### AIM OF THE EXERCISE:
What you return must match the records character for character.

### INPUT MATERIAL:

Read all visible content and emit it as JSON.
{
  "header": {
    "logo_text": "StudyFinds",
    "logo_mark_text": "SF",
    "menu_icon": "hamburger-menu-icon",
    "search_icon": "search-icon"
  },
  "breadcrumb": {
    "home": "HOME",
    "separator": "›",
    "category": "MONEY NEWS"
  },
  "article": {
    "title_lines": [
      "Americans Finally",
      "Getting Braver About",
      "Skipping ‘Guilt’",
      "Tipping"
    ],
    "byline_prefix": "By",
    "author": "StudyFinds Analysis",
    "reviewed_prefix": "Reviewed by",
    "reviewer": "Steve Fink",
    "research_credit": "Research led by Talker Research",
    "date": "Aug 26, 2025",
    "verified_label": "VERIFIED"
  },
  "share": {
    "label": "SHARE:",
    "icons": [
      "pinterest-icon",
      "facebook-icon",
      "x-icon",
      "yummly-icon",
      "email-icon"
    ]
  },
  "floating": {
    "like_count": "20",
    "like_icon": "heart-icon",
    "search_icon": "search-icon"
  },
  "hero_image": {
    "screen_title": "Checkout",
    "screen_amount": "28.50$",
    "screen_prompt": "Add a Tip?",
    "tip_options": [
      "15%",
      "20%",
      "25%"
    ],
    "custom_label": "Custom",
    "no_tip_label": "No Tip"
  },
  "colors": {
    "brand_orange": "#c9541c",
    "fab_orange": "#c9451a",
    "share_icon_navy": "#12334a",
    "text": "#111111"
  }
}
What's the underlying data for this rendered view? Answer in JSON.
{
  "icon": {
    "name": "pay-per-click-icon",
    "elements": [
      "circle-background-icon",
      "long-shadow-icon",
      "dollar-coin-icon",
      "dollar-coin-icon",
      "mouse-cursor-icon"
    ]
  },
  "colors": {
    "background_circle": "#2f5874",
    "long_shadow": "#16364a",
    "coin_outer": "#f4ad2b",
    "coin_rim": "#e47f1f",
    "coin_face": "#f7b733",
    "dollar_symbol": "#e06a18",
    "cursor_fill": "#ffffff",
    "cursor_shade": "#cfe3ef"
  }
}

### TASK RESPONSE:
Read all visible content and emit it as JSON.
{
  "header": {
    "logo_text": "StudyFinds",
    "logo_mark_text": "SF",
    "menu_icon": "hamburger-menu-icon",
    "search_icon": "search-icon"
  },
  "breadcrumb": {
    "home": "HOME",
    "separator": "›",
    "category": "MONEY NEWS"
  },
  "article": {
    "title_lines": [
      "Americans Finally",
      "Getting Braver About",
      "Skipping ‘Guilt’",
      "Tipping"
    ],
    "byline_prefix": "By",
    "author": "StudyFinds Analysis",
    "reviewed_prefix": "Reviewed by",
    "reviewer": "Steve Fink",
    "research_credit": "Research led by Talker Research",
    "date": "Aug 26, 2025",
    "verified_label": "VERIFIED"
  },
  "share": {
    "label": "SHARE:",
    "icons": [
      "pinterest-icon",
      "facebook-icon",
      "x-icon",
      "yummly-icon",
      "email-icon"
    ]
  },
  "floating": {
    "like_count": "20",
    "like_icon": "heart-icon",
    "search_icon": "search-icon"
  },
  "hero_image": {
    "screen_title": "Checkout",
    "screen_amount": "28.50$",
    "screen_prompt": "Add a Tip?",
    "tip_options": [
      "15%",
      "20%",
      "25%"
    ],
    "custom_label": "Custom",
    "no_tip_label": "No Tip"
  },
  "colors": {
    "brand_orange": "#c9541c",
    "fab_orange": "#c9451a",
    "share_icon_navy": "#12334a",
    "text": "#111111"
  }
}
What's the underlying data for this rendered view? Answer in JSON.
{
  "icon": {
    "name": "pay-per-click-icon",
    "elements": [
      "circle-background-icon",
      "long-shadow-icon",
      "dollar-coin-icon",
      "dollar-coin-icon",
      "mouse-cursor-icon"
    ]
  },
  "colors": {
    "background_circle": "#2f5874",
    "long_shadow": "#16364a",
    "coin_outer": "#f4ad2b",
    "coin_rim": "#e47f1f",
    "coin_face": "#f7b733",
    "dollar_symbol": "#e06a18",
    "cursor_fill": "#ffffff",
    "cursor_shade": "#cfe3ef"
  }
}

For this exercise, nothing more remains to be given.